In my opinion, these Southerners would only be partially correct.
There are plenty of other names for these very basic pies. In the mid-west, some call this pie Desperation Pie because you can make it even when you desperately need to restock the pantry. Here in the west, there’s a similar pie called Crack Pie, but that’s a terrible name. I like the Southern version (and name) best.
Rhubarb Chess Pie
There’s more to Chess Pie than a custardy ratio of egg to cream. Remarkable in its simplicity and timeless in its appeal a Southern Chess Pie is not unlike a Northern custard pie because at its heart it contains four basic ingredients that most cooks always have on hand: flour, butter, sugar, and eggs. Of course, you can get fancy and add fruit (i.e. Rhubarb Chess Pie), cream, cocoa powder, or a sprinkling of nutmeg or cinnamon. However, it isn’t these optional additions that separate Chess Pie from a standard custard pie. The difference comes when Southern cooks add a tablespoon or two of gritty cornmeal and a nearly undetectable sour tang (which usually comes by stirring in some vinegar).
There’s one more step that truly separates Southern Chess Pie from its cousins. It’s also (who really knows?) may be (could be) the reason behind the name.

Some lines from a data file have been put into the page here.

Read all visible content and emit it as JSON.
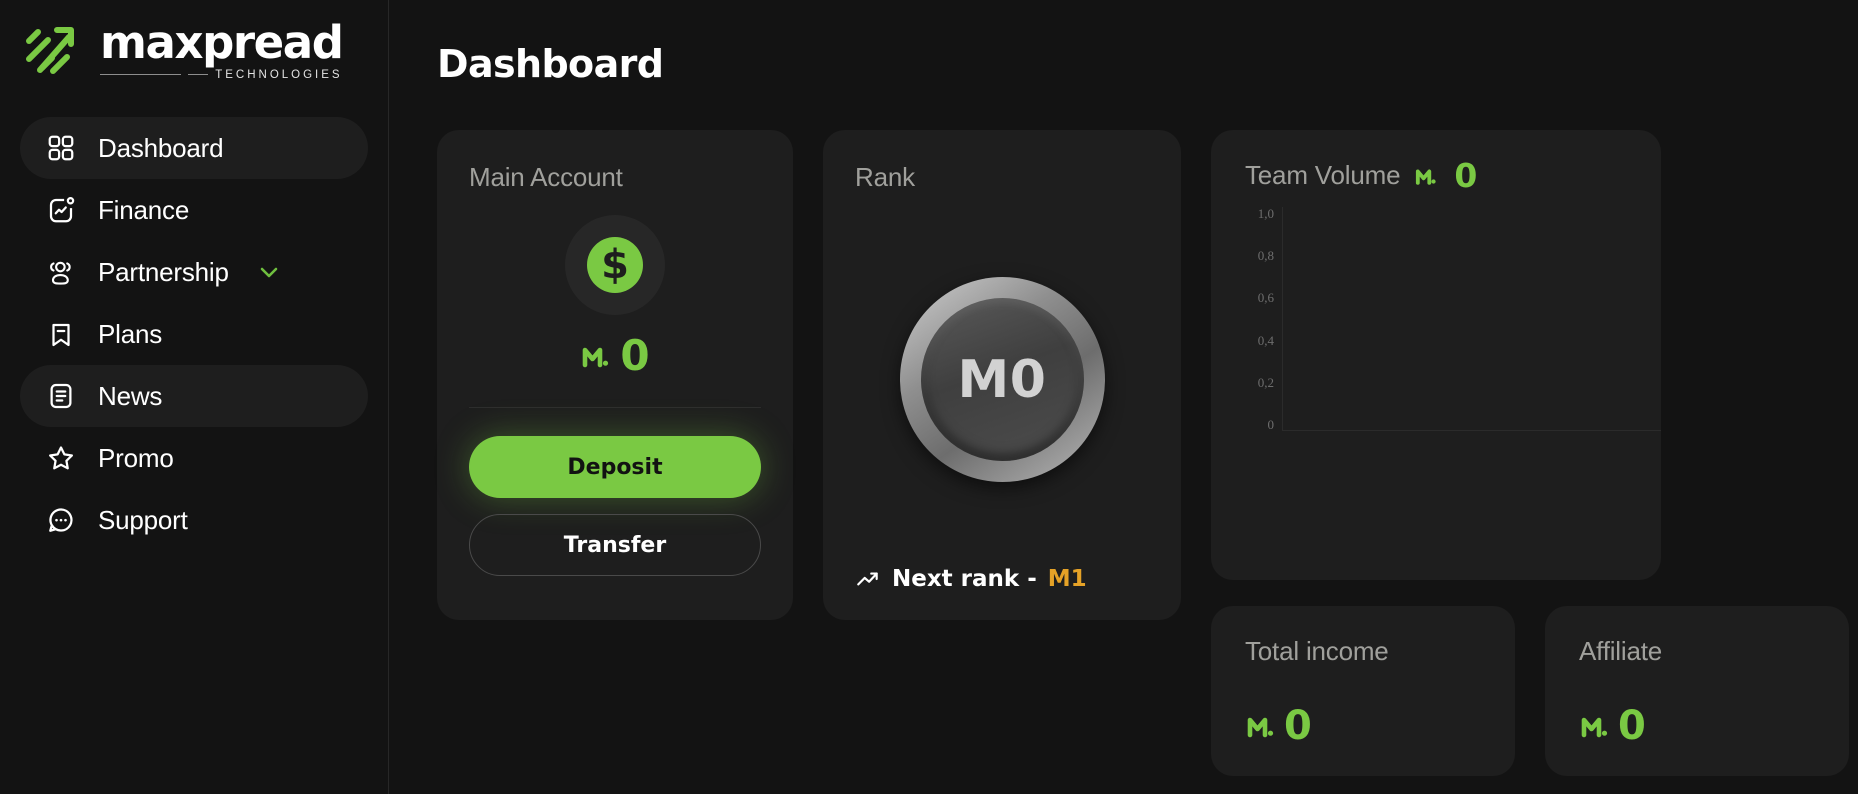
{
  "brand": {
    "name": "maxpread",
    "tagline": "TECHNOLOGIES",
    "logo_icon": "diagonal-stripes-arrow-logo",
    "accent_color": "#7ac943"
  },
  "sidebar": {
    "items": [
      {
        "label": "Dashboard",
        "icon": "grid-icon",
        "active": true
      },
      {
        "label": "Finance",
        "icon": "chart-box-icon",
        "active": false
      },
      {
        "label": "Partnership",
        "icon": "users-icon",
        "active": false,
        "expandable": true,
        "chevron": "chevron-down-icon"
      },
      {
        "label": "Plans",
        "icon": "bookmark-minus-icon",
        "active": false
      },
      {
        "label": "News",
        "icon": "document-lines-icon",
        "active": true
      },
      {
        "label": "Promo",
        "icon": "star-icon",
        "active": false
      },
      {
        "label": "Support",
        "icon": "chat-dots-icon",
        "active": false
      }
    ]
  },
  "header": {
    "title": "Dashboard"
  },
  "main_account": {
    "title": "Main Account",
    "coin_icon": "dollar-coin-icon",
    "currency_symbol": "M.",
    "balance": "0",
    "deposit_label": "Deposit",
    "transfer_label": "Transfer"
  },
  "rank": {
    "title": "Rank",
    "current": "M0",
    "next_prefix": "Next rank - ",
    "next_value": "M1",
    "next_icon": "trending-up-icon",
    "next_color": "#e5a227"
  },
  "team_volume": {
    "title": "Team Volume",
    "currency_symbol": "M.",
    "value": "0"
  },
  "chart_data": {
    "type": "line",
    "title": "Team Volume",
    "xlabel": "",
    "ylabel": "",
    "ylim": [
      0,
      1.0
    ],
    "ytick_labels": [
      "1,0",
      "0,8",
      "0,6",
      "0,4",
      "0,2",
      "0"
    ],
    "ytick_values": [
      1.0,
      0.8,
      0.6,
      0.4,
      0.2,
      0
    ],
    "x": [],
    "values": [],
    "grid": false,
    "legend": false
  },
  "stats": [
    {
      "label": "Total income",
      "currency_symbol": "M.",
      "value": "0"
    },
    {
      "label": "Affiliate",
      "currency_symbol": "M.",
      "value": "0"
    }
  ]
}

Chess Pie is chilled in the ice ches’ after baking. Which doesn’t mean it’s eaten cold. No self-respecting Southerner I’ve heard of would ever eat it cold, but once it’s been baked, you allow it to cool on a rack and then refrigerate it for a few hours. At serving time the pie sits at room temperature 15 or 20 minutes before slicing. It’s a texture thing. Try it and see. GREG
Rhubarb Chess Pie